INSTRUCTIONS TO FOLLOW -
Copy out each line below exactly as written.

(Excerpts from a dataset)
----------

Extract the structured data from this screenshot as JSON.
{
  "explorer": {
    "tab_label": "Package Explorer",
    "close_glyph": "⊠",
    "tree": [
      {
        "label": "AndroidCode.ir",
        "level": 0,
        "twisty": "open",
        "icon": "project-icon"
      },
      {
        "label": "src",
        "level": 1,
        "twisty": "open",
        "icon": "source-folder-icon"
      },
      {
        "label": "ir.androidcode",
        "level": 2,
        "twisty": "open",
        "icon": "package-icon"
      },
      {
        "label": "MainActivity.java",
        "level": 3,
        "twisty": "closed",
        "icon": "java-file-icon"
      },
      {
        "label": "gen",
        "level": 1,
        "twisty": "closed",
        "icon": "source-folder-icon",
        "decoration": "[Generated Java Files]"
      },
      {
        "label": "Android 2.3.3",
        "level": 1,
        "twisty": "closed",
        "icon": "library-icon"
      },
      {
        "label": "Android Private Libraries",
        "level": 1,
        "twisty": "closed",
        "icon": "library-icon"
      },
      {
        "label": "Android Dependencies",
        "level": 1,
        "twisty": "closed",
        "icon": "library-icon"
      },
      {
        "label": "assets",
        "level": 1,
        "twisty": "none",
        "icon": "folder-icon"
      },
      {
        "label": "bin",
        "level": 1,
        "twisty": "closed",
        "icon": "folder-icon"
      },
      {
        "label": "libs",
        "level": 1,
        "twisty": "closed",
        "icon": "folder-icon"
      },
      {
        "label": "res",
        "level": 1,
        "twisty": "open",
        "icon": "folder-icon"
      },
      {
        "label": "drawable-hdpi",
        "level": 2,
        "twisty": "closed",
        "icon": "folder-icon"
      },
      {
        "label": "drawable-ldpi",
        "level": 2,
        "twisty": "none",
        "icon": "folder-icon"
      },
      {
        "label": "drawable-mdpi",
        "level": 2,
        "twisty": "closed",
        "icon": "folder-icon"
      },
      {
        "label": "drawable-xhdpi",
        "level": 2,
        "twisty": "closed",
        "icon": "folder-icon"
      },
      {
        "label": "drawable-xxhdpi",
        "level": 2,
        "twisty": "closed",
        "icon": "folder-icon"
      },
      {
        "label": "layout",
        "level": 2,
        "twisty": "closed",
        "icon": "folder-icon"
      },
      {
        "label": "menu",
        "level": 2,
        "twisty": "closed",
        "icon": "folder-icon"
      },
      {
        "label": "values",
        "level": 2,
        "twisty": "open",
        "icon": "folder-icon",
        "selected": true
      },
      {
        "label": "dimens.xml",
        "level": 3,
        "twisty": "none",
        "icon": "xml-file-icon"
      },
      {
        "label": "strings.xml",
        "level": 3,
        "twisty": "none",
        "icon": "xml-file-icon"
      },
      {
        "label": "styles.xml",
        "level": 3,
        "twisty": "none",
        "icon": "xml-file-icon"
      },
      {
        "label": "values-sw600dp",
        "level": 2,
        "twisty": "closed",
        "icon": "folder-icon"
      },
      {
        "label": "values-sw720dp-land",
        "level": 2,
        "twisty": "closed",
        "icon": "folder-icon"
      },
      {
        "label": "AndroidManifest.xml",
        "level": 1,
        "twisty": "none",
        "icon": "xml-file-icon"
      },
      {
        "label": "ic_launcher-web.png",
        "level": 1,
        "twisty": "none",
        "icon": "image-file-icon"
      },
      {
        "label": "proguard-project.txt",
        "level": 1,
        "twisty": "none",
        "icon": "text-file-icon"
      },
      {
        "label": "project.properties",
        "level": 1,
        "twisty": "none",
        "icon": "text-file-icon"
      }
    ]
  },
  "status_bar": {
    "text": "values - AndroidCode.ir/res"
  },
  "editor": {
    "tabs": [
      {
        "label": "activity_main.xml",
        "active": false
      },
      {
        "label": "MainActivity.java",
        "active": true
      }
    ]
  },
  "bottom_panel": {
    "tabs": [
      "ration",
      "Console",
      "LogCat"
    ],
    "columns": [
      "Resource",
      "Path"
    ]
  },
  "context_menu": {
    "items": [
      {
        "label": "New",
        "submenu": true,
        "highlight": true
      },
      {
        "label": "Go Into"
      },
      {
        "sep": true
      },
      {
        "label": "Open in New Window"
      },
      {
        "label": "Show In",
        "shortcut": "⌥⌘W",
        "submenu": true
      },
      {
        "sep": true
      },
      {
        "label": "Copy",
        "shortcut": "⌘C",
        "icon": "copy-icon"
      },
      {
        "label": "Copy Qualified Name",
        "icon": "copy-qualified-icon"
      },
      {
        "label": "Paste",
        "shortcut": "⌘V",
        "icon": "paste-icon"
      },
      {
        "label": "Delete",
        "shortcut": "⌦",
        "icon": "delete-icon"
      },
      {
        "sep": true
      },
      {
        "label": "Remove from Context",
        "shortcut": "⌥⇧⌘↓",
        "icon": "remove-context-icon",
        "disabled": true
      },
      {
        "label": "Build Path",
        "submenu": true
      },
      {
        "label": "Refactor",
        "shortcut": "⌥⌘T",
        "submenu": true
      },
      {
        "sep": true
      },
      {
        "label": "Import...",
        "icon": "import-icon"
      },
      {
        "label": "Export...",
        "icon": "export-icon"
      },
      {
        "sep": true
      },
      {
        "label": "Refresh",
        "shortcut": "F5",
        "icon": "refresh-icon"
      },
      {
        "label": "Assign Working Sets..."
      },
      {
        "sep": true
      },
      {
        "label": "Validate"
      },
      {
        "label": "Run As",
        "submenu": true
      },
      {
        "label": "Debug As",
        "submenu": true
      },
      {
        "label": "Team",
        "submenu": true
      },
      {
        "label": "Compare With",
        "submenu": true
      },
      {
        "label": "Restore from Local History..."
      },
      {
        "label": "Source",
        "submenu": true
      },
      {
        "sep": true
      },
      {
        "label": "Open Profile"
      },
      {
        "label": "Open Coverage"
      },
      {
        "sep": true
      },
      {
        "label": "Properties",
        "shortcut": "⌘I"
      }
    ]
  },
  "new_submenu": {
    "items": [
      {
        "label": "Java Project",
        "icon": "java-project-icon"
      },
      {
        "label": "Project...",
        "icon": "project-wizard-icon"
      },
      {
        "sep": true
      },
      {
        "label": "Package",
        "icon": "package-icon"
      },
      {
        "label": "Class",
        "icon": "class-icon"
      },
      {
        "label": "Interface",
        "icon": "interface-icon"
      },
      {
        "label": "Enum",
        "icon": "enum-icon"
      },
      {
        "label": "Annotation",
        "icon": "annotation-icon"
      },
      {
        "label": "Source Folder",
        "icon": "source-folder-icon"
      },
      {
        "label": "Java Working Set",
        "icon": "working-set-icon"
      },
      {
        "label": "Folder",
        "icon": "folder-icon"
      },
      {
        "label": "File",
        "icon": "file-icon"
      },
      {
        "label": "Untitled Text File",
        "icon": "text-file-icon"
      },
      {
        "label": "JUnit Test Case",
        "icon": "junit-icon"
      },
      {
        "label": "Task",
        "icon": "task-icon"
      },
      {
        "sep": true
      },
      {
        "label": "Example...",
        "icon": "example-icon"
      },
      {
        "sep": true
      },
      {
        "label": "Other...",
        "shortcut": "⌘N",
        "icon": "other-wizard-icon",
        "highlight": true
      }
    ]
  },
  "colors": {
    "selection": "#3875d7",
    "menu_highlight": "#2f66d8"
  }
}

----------

TASK OUTPUT -
Extract the structured data from this screenshot as JSON.
{
  "explorer": {
    "tab_label": "Package Explorer",
    "close_glyph": "⊠",
    "tree": [
      {
        "label": "AndroidCode.ir",
        "level": 0,
        "twisty": "open",
        "icon": "project-icon"
      },
      {
        "label": "src",
        "level": 1,
        "twisty": "open",
        "icon": "source-folder-icon"
      },
      {
        "label": "ir.androidcode",
        "level": 2,
        "twisty": "open",
        "icon": "package-icon"
      },
      {
        "label": "MainActivity.java",
        "level": 3,
        "twisty": "closed",
        "icon": "java-file-icon"
      },
      {
        "label": "gen",
        "level": 1,
        "twisty": "closed",
        "icon": "source-folder-icon",
        "decoration": "[Generated Java Files]"
      },
      {
        "label": "Android 2.3.3",
        "level": 1,
        "twisty": "closed",
        "icon": "library-icon"
      },
      {
        "label": "Android Private Libraries",
        "level": 1,
        "twisty": "closed",
        "icon": "library-icon"
      },
      {
        "label": "Android Dependencies",
        "level": 1,
        "twisty": "closed",
        "icon": "library-icon"
      },
      {
        "label": "assets",
        "level": 1,
        "twisty": "none",
        "icon": "folder-icon"
      },
      {
        "label": "bin",
        "level": 1,
        "twisty": "closed",
        "icon": "folder-icon"
      },
      {
        "label": "libs",
        "level": 1,
        "twisty": "closed",
        "icon": "folder-icon"
      },
      {
        "label": "res",
        "level": 1,
        "twisty": "open",
        "icon": "folder-icon"
      },
      {
        "label": "drawable-hdpi",
        "level": 2,
        "twisty": "closed",
        "icon": "folder-icon"
      },
      {
        "label": "drawable-ldpi",
        "level": 2,
        "twisty": "none",
        "icon": "folder-icon"
      },
      {
        "label": "drawable-mdpi",
        "level": 2,
        "twisty": "closed",
        "icon": "folder-icon"
      },
      {
        "label": "drawable-xhdpi",
        "level": 2,
        "twisty": "closed",
        "icon": "folder-icon"
      },
      {
        "label": "drawable-xxhdpi",
        "level": 2,
        "twisty": "closed",
        "icon": "folder-icon"
      },
      {
        "label": "layout",
        "level": 2,
        "twisty": "closed",
        "icon": "folder-icon"
      },
      {
        "label": "menu",
        "level": 2,
        "twisty": "closed",
        "icon": "folder-icon"
      },
      {
        "label": "values",
        "level": 2,
        "twisty": "open",
        "icon": "folder-icon",
        "selected": true
      },
      {
        "label": "dimens.xml",
        "level": 3,
        "twisty": "none",
        "icon": "xml-file-icon"
      },
      {
        "label": "strings.xml",
        "level": 3,
        "twisty": "none",
        "icon": "xml-file-icon"
      },
      {
        "label": "styles.xml",
        "level": 3,
        "twisty": "none",
        "icon": "xml-file-icon"
      },
      {
        "label": "values-sw600dp",
        "level": 2,
        "twisty": "closed",
        "icon": "folder-icon"
      },
      {
        "label": "values-sw720dp-land",
        "level": 2,
        "twisty": "closed",
        "icon": "folder-icon"
      },
      {
        "label": "AndroidManifest.xml",
        "level": 1,
        "twisty": "none",
        "icon": "xml-file-icon"
      },
      {
        "label": "ic_launcher-web.png",
        "level": 1,
        "twisty": "none",
        "icon": "image-file-icon"
      },
      {
        "label": "proguard-project.txt",
        "level": 1,
        "twisty": "none",
        "icon": "text-file-icon"
      },
      {
        "label": "project.properties",
        "level": 1,
        "twisty": "none",
        "icon": "text-file-icon"
      }
    ]
  },
  "status_bar": {
    "text": "values - AndroidCode.ir/res"
  },
  "editor": {
    "tabs": [
      {
        "label": "activity_main.xml",
        "active": false
      },
      {
        "label": "MainActivity.java",
        "active": true
      }
    ]
  },
  "bottom_panel": {
    "tabs": [
      "ration",
      "Console",
      "LogCat"
    ],
    "columns": [
      "Resource",
      "Path"
    ]
  },
  "context_menu": {
    "items": [
      {
        "label": "New",
        "submenu": true,
        "highlight": true
      },
      {
        "label": "Go Into"
      },
      {
        "sep": true
      },
      {
        "label": "Open in New Window"
      },
      {
        "label": "Show In",
        "shortcut": "⌥⌘W",
        "submenu": true
      },
      {
        "sep": true
      },
      {
        "label": "Copy",
        "shortcut": "⌘C",
        "icon": "copy-icon"
      },
      {
        "label": "Copy Qualified Name",
        "icon": "copy-qualified-icon"
      },
      {
        "label": "Paste",
        "shortcut": "⌘V",
        "icon": "paste-icon"
      },
      {
        "label": "Delete",
        "shortcut": "⌦",
        "icon": "delete-icon"
      },
      {
        "sep": true
      },
      {
        "label": "Remove from Context",
        "shortcut": "⌥⇧⌘↓",
        "icon": "remove-context-icon",
        "disabled": true
      },
      {
        "label": "Build Path",
        "submenu": true
      },
      {
        "label": "Refactor",
        "shortcut": "⌥⌘T",
        "submenu": true
      },
      {
        "sep": true
      },
      {
        "label": "Import...",
        "icon": "import-icon"
      },
      {
        "label": "Export...",
        "icon": "export-icon"
      },
      {
        "sep": true
      },
      {
        "label": "Refresh",
        "shortcut": "F5",
        "icon": "refresh-icon"
      },
      {
        "label": "Assign Working Sets..."
      },
      {
        "sep": true
      },
      {
        "label": "Validate"
      },
      {
        "label": "Run As",
        "submenu": true
      },
      {
        "label": "Debug As",
        "submenu": true
      },
      {
        "label": "Team",
        "submenu": true
      },
      {
        "label": "Compare With",
        "submenu": true
      },
      {
        "label": "Restore from Local History..."
      },
      {
        "label": "Source",
        "submenu": true
      },
      {
        "sep": true
      },
      {
        "label": "Open Profile"
      },
      {
        "label": "Open Coverage"
      },
      {
        "sep": true
      },
      {
        "label": "Properties",
        "shortcut": "⌘I"
      }
    ]
  },
  "new_submenu": {
    "items": [
      {
        "label": "Java Project",
        "icon": "java-project-icon"
      },
      {
        "label": "Project...",
        "icon": "project-wizard-icon"
      },
      {
        "sep": true
      },
      {
        "label": "Package",
        "icon": "package-icon"
      },
      {
        "label": "Class",
        "icon": "class-icon"
      },
      {
        "label": "Interface",
        "icon": "interface-icon"
      },
      {
        "label": "Enum",
        "icon": "enum-icon"
      },
      {
        "label": "Annotation",
        "icon": "annotation-icon"
      },
      {
        "label": "Source Folder",
        "icon": "source-folder-icon"
      },
      {
        "label": "Java Working Set",
        "icon": "working-set-icon"
      },
      {
        "label": "Folder",
        "icon": "folder-icon"
      },
      {
        "label": "File",
        "icon": "file-icon"
      },
      {
        "label": "Untitled Text File",
        "icon": "text-file-icon"
      },
      {
        "label": "JUnit Test Case",
        "icon": "junit-icon"
      },
      {
        "label": "Task",
        "icon": "task-icon"
      },
      {
        "sep": true
      },
      {
        "label": "Example...",
        "icon": "example-icon"
      },
      {
        "sep": true
      },
      {
        "label": "Other...",
        "shortcut": "⌘N",
        "icon": "other-wizard-icon",
        "highlight": true
      }
    ]
  },
  "colors": {
    "selection": "#3875d7",
    "menu_highlight": "#2f66d8"
  }
}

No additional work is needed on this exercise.